== Data records ==

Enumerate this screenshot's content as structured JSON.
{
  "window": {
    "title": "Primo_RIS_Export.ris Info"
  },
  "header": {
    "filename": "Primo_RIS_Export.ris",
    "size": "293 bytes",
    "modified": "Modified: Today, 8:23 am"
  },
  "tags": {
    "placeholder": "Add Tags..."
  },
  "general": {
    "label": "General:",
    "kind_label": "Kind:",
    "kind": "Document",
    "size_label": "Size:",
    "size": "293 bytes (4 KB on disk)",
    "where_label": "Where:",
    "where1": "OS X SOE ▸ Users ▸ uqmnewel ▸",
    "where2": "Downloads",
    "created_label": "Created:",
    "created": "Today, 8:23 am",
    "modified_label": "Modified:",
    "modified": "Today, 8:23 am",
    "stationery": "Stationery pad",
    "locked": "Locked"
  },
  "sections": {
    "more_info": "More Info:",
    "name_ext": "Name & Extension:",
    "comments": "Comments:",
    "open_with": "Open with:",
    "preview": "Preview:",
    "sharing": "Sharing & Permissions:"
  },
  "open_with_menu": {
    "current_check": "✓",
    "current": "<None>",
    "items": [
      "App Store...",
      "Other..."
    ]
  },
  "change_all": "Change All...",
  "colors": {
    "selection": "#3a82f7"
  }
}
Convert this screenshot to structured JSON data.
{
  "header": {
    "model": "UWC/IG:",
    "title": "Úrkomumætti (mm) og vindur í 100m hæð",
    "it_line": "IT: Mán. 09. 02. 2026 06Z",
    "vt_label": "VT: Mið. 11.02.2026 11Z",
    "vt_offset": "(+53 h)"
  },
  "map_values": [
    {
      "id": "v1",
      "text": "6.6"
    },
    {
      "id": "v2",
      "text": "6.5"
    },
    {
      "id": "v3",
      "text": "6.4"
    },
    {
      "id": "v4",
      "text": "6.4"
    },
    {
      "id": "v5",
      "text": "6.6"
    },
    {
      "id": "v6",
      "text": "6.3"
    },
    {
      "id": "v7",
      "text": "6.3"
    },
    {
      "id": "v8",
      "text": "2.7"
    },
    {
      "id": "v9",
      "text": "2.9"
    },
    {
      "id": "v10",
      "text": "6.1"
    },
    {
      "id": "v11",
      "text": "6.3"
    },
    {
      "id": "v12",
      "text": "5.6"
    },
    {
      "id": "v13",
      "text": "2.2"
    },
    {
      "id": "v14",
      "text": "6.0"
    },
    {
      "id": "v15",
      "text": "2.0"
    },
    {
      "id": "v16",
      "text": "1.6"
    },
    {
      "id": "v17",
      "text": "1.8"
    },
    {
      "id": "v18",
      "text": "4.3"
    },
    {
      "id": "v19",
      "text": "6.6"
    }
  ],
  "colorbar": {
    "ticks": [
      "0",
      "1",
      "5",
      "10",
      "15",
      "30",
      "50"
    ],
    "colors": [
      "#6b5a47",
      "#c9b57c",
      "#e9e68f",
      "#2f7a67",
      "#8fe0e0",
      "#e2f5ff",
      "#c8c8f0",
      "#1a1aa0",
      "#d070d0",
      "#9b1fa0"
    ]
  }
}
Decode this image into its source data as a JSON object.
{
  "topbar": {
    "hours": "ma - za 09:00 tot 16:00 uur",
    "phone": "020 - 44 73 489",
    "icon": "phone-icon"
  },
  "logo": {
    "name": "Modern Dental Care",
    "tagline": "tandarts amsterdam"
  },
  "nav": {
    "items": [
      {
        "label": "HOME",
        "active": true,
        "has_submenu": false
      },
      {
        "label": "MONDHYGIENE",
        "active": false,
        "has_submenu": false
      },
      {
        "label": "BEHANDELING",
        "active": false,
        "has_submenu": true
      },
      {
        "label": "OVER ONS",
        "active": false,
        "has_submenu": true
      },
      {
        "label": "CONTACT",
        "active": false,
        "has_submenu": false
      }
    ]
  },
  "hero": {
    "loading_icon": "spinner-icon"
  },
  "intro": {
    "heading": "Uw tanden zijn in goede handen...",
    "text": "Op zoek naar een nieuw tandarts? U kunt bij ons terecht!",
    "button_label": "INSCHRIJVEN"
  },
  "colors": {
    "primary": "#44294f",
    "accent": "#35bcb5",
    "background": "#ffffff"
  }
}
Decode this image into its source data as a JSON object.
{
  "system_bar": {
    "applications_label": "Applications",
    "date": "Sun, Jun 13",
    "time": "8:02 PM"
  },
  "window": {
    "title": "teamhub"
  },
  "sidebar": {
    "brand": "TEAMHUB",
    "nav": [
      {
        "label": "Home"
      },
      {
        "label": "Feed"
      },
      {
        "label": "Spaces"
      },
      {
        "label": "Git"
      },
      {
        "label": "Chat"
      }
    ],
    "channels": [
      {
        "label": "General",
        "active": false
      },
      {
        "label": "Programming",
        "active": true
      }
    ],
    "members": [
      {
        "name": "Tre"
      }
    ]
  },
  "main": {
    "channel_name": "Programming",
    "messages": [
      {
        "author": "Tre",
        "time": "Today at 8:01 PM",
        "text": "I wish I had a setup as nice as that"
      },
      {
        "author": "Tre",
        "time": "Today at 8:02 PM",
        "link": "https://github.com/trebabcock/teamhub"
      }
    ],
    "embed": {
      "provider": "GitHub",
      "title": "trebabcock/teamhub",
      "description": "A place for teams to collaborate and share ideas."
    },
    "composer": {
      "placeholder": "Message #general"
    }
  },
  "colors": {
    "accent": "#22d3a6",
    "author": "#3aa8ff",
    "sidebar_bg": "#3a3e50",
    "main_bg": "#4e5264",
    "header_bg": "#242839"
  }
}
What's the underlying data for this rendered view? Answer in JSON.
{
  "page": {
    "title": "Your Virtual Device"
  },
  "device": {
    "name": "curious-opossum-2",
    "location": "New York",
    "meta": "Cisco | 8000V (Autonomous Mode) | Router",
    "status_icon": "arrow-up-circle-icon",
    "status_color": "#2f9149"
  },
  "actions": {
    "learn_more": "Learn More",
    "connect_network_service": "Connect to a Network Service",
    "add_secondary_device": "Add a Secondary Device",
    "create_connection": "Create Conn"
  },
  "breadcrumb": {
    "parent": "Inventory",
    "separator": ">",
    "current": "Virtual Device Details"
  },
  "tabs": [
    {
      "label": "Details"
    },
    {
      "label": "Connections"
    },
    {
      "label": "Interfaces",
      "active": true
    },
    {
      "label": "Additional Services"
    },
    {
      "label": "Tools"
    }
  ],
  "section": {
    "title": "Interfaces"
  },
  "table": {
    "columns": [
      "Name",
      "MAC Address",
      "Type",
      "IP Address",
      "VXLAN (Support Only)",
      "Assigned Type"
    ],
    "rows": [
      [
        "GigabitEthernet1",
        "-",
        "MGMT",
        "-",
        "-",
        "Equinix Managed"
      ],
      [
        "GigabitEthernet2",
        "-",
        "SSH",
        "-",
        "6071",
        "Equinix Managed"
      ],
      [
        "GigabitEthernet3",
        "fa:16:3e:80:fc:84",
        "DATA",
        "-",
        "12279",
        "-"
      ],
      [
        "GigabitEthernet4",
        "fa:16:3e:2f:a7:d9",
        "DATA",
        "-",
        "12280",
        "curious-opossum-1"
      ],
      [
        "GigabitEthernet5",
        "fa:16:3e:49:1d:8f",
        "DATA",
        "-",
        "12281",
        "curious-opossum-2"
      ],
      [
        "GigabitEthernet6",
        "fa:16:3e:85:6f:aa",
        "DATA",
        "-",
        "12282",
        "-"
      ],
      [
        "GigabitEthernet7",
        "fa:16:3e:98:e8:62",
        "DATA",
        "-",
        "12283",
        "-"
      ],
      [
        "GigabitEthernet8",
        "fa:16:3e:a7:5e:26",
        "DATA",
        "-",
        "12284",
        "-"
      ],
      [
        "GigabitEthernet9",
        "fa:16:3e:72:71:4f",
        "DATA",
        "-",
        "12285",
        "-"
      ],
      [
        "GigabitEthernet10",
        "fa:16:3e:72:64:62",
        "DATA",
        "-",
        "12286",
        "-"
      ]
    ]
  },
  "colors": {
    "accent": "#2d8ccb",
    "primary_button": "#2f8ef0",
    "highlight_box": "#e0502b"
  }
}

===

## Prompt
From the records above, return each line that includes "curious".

## Answer area
    "name": "curious-opossum-2",
        "curious-opossum-1"
        "curious-opossum-2"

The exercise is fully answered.